Hog producers have been enjoying some decent profits the past couple of months, with margins in the $40 per head range. While that's great news after more than two years of losses, it's costing those producers a lot of money to raise a hog, and that's keeping expansion in check. Market hogs once could be produced for around $100 but now require $130-$140, and about 70 percent of that is feed.

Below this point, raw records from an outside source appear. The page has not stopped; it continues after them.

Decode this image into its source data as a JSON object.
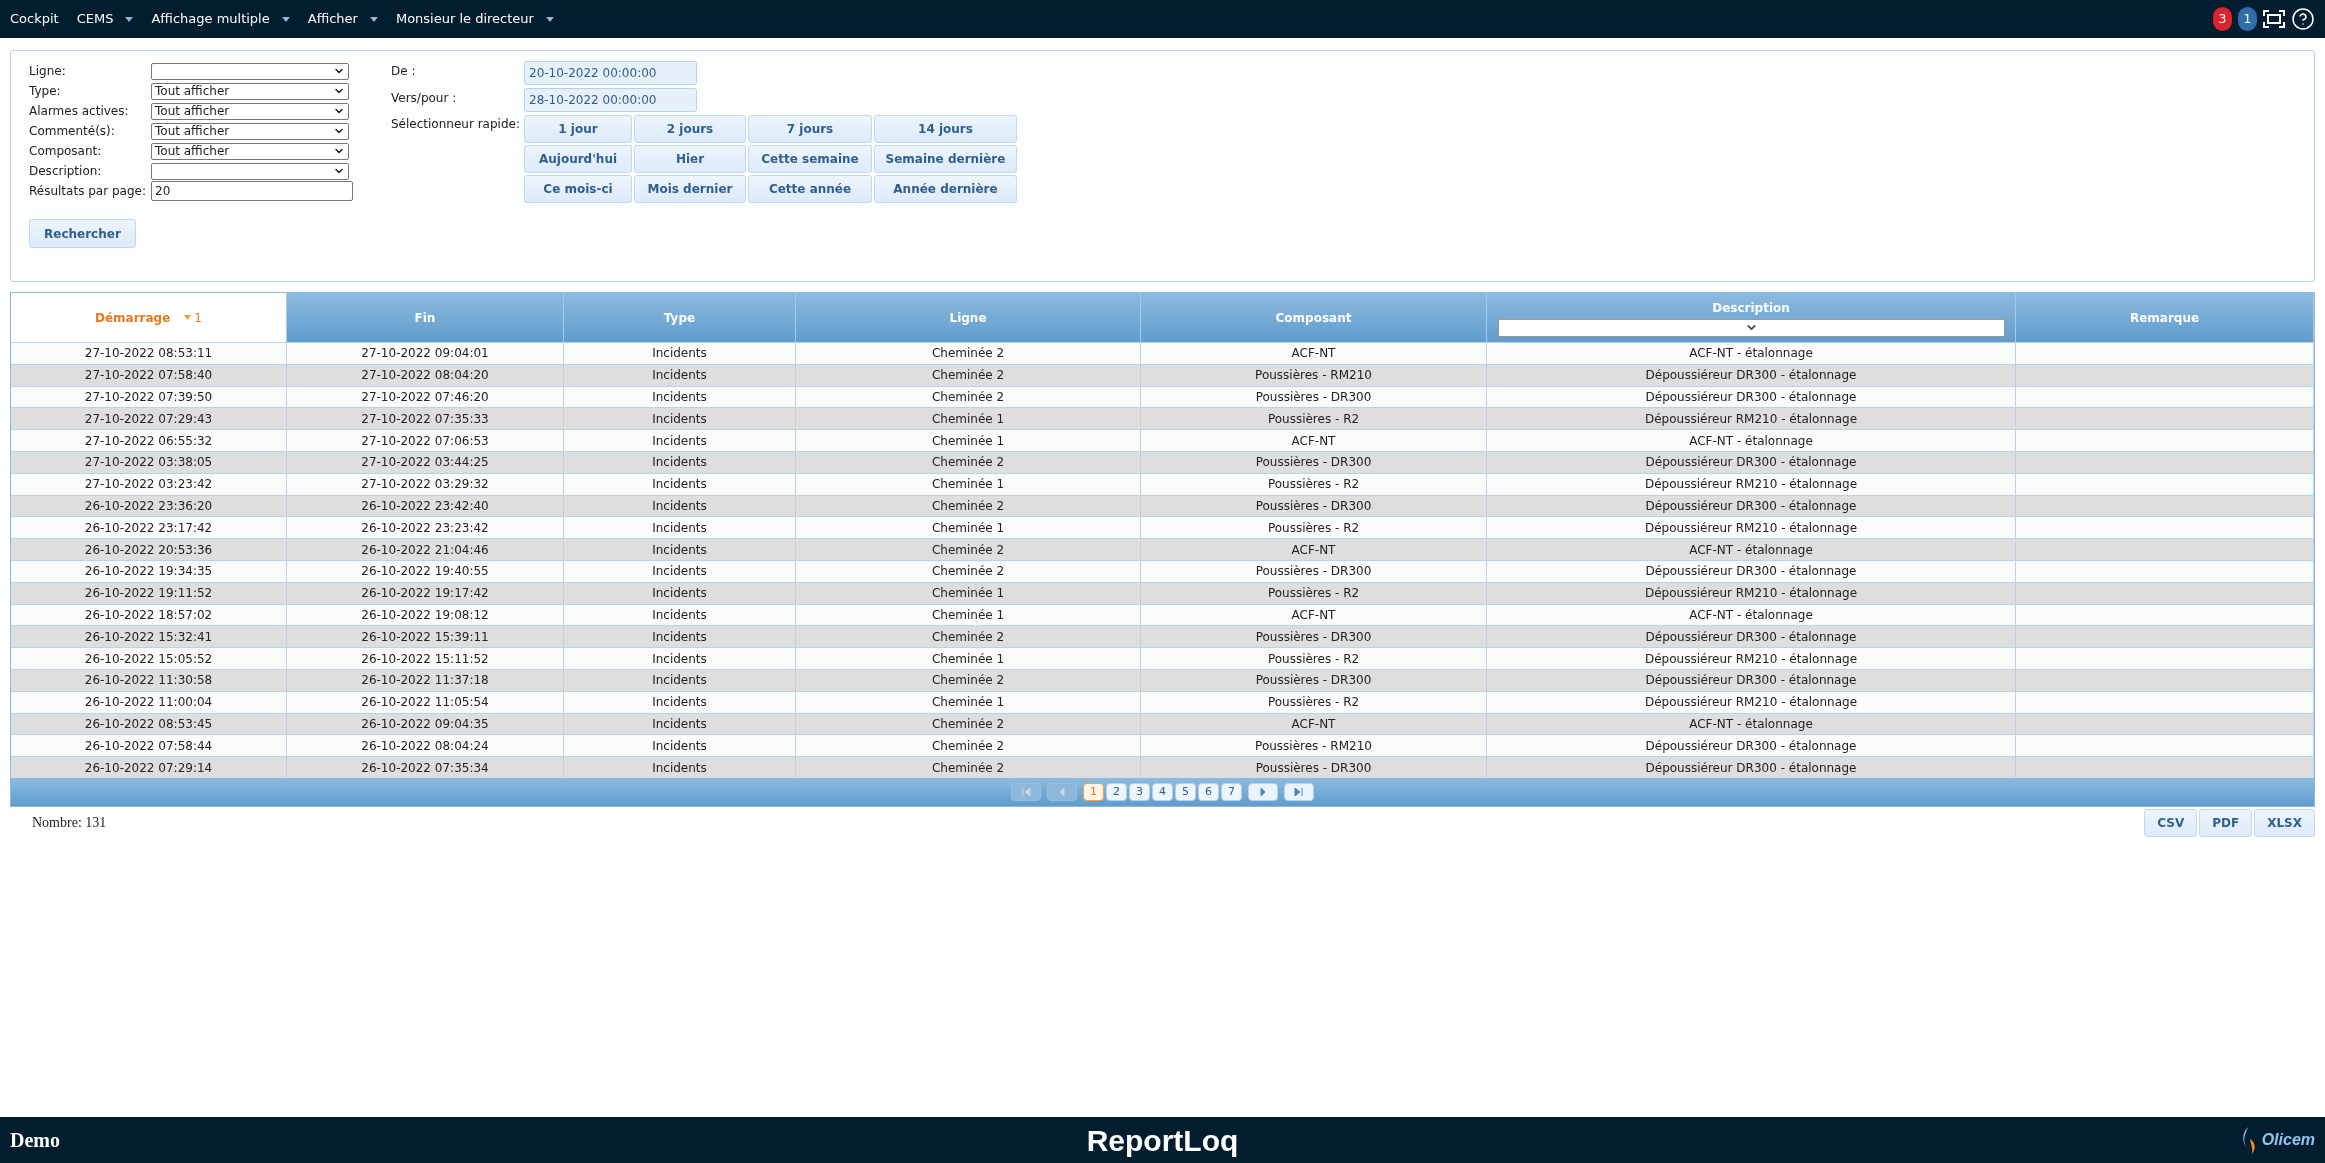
{
  "nav": [
    {
      "label": "Cockpit",
      "dropdown": false
    },
    {
      "label": "CEMS",
      "dropdown": true
    },
    {
      "label": "Affichage multiple",
      "dropdown": true
    },
    {
      "label": "Afficher",
      "dropdown": true
    },
    {
      "label": "Monsieur le directeur",
      "dropdown": true
    }
  ],
  "badges": [
    {
      "text": "3",
      "color": "#d9232d"
    },
    {
      "text": "1",
      "color": "#2f6ea8"
    }
  ],
  "filters": [
    {
      "label": "Ligne:",
      "kind": "select"
    },
    {
      "label": "Type:",
      "kind": "select",
      "value": "Tout afficher"
    },
    {
      "label": "Alarmes actives:",
      "kind": "select",
      "value": "Tout afficher"
    },
    {
      "label": "Commenté(s):",
      "kind": "select",
      "value": "Tout afficher"
    },
    {
      "label": "Composant:",
      "kind": "select",
      "value": "Tout afficher"
    },
    {
      "label": "Description:",
      "kind": "select"
    },
    {
      "label": "Résultats par page:",
      "kind": "input",
      "value": "20"
    }
  ],
  "dates": [
    {
      "label": "De :",
      "value": "20-10-2022 00:00:00"
    },
    {
      "label": "Vers/pour :",
      "value": "28-10-2022 00:00:00"
    }
  ],
  "quick_label": "Sélectionneur rapide:",
  "quick_buttons": [
    "1 jour",
    "2 jours",
    "7 jours",
    "14 jours",
    "Aujourd'hui",
    "Hier",
    "Cette semaine",
    "Semaine dernière",
    "Ce mois-ci",
    "Mois dernier",
    "Cette année",
    "Année dernière"
  ],
  "search_button": "Rechercher",
  "table": {
    "columns": [
      {
        "label": "Démarrage",
        "sorted": true,
        "sort_rank": "1",
        "filter": false
      },
      {
        "label": "Fin",
        "sorted": false,
        "filter": false
      },
      {
        "label": "Type",
        "sorted": false,
        "filter": false
      },
      {
        "label": "Ligne",
        "sorted": false,
        "filter": false
      },
      {
        "label": "Composant",
        "sorted": false,
        "filter": false
      },
      {
        "label": "Description",
        "sorted": false,
        "filter": true
      },
      {
        "label": "Remarque",
        "sorted": false,
        "filter": false
      }
    ],
    "rows": [
      [
        "27-10-2022 08:53:11",
        "27-10-2022 09:04:01",
        "Incidents",
        "Cheminée 2",
        "ACF-NT",
        "ACF-NT - étalonnage"
      ],
      [
        "27-10-2022 07:58:40",
        "27-10-2022 08:04:20",
        "Incidents",
        "Cheminée 2",
        "Poussières - RM210",
        "Dépoussiéreur DR300 - étalonnage"
      ],
      [
        "27-10-2022 07:39:50",
        "27-10-2022 07:46:20",
        "Incidents",
        "Cheminée 2",
        "Poussières - DR300",
        "Dépoussiéreur DR300 - étalonnage"
      ],
      [
        "27-10-2022 07:29:43",
        "27-10-2022 07:35:33",
        "Incidents",
        "Cheminée 1",
        "Poussières - R2",
        "Dépoussiéreur RM210 - étalonnage"
      ],
      [
        "27-10-2022 06:55:32",
        "27-10-2022 07:06:53",
        "Incidents",
        "Cheminée 1",
        "ACF-NT",
        "ACF-NT - étalonnage"
      ],
      [
        "27-10-2022 03:38:05",
        "27-10-2022 03:44:25",
        "Incidents",
        "Cheminée 2",
        "Poussières - DR300",
        "Dépoussiéreur DR300 - étalonnage"
      ],
      [
        "27-10-2022 03:23:42",
        "27-10-2022 03:29:32",
        "Incidents",
        "Cheminée 1",
        "Poussières - R2",
        "Dépoussiéreur RM210 - étalonnage"
      ],
      [
        "26-10-2022 23:36:20",
        "26-10-2022 23:42:40",
        "Incidents",
        "Cheminée 2",
        "Poussières - DR300",
        "Dépoussiéreur DR300 - étalonnage"
      ],
      [
        "26-10-2022 23:17:42",
        "26-10-2022 23:23:42",
        "Incidents",
        "Cheminée 1",
        "Poussières - R2",
        "Dépoussiéreur RM210 - étalonnage"
      ],
      [
        "26-10-2022 20:53:36",
        "26-10-2022 21:04:46",
        "Incidents",
        "Cheminée 2",
        "ACF-NT",
        "ACF-NT - étalonnage"
      ],
      [
        "26-10-2022 19:34:35",
        "26-10-2022 19:40:55",
        "Incidents",
        "Cheminée 2",
        "Poussières - DR300",
        "Dépoussiéreur DR300 - étalonnage"
      ],
      [
        "26-10-2022 19:11:52",
        "26-10-2022 19:17:42",
        "Incidents",
        "Cheminée 1",
        "Poussières - R2",
        "Dépoussiéreur RM210 - étalonnage"
      ],
      [
        "26-10-2022 18:57:02",
        "26-10-2022 19:08:12",
        "Incidents",
        "Cheminée 1",
        "ACF-NT",
        "ACF-NT - étalonnage"
      ],
      [
        "26-10-2022 15:32:41",
        "26-10-2022 15:39:11",
        "Incidents",
        "Cheminée 2",
        "Poussières - DR300",
        "Dépoussiéreur DR300 - étalonnage"
      ],
      [
        "26-10-2022 15:05:52",
        "26-10-2022 15:11:52",
        "Incidents",
        "Cheminée 1",
        "Poussières - R2",
        "Dépoussiéreur RM210 - étalonnage"
      ],
      [
        "26-10-2022 11:30:58",
        "26-10-2022 11:37:18",
        "Incidents",
        "Cheminée 2",
        "Poussières - DR300",
        "Dépoussiéreur DR300 - étalonnage"
      ],
      [
        "26-10-2022 11:00:04",
        "26-10-2022 11:05:54",
        "Incidents",
        "Cheminée 1",
        "Poussières - R2",
        "Dépoussiéreur RM210 - étalonnage"
      ],
      [
        "26-10-2022 08:53:45",
        "26-10-2022 09:04:35",
        "Incidents",
        "Cheminée 2",
        "ACF-NT",
        "ACF-NT - étalonnage"
      ],
      [
        "26-10-2022 07:58:44",
        "26-10-2022 08:04:24",
        "Incidents",
        "Cheminée 2",
        "Poussières - RM210",
        "Dépoussiéreur DR300 - étalonnage"
      ],
      [
        "26-10-2022 07:29:14",
        "26-10-2022 07:35:34",
        "Incidents",
        "Cheminée 2",
        "Poussières - DR300",
        "Dépoussiéreur DR300 - étalonnage"
      ]
    ]
  },
  "pagination": {
    "nav_before": [
      {
        "kind": "first",
        "disabled": true
      },
      {
        "kind": "prev",
        "disabled": true
      }
    ],
    "pages": [
      {
        "label": "1",
        "selected": true
      },
      {
        "label": "2",
        "selected": false
      },
      {
        "label": "3",
        "selected": false
      },
      {
        "label": "4",
        "selected": false
      },
      {
        "label": "5",
        "selected": false
      },
      {
        "label": "6",
        "selected": false
      },
      {
        "label": "7",
        "selected": false
      }
    ],
    "nav_after": [
      {
        "kind": "next",
        "disabled": false
      },
      {
        "kind": "last",
        "disabled": false
      }
    ]
  },
  "count": "Nombre: 131",
  "exports": [
    "CSV",
    "PDF",
    "XLSX"
  ],
  "footer": {
    "left": "Demo",
    "center": "ReportLoq",
    "brand": "Olicem"
  }
}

Today's CME Group Daily Livestock Report looks at information in USDA's Agricultural Prices report -- released Friday -- on the ratios for food animals of output prices to feed costs. It notes that May's hog:corn ratio of 18.3:1 (live weight price of $62.40 per 100 pounds to $3.41 for a bushel of corn) is still below the level that usually drives expansion. Generally, a ratio of 20:1 prompts expansion of the breeding herd and, within a year, an increase in hog production.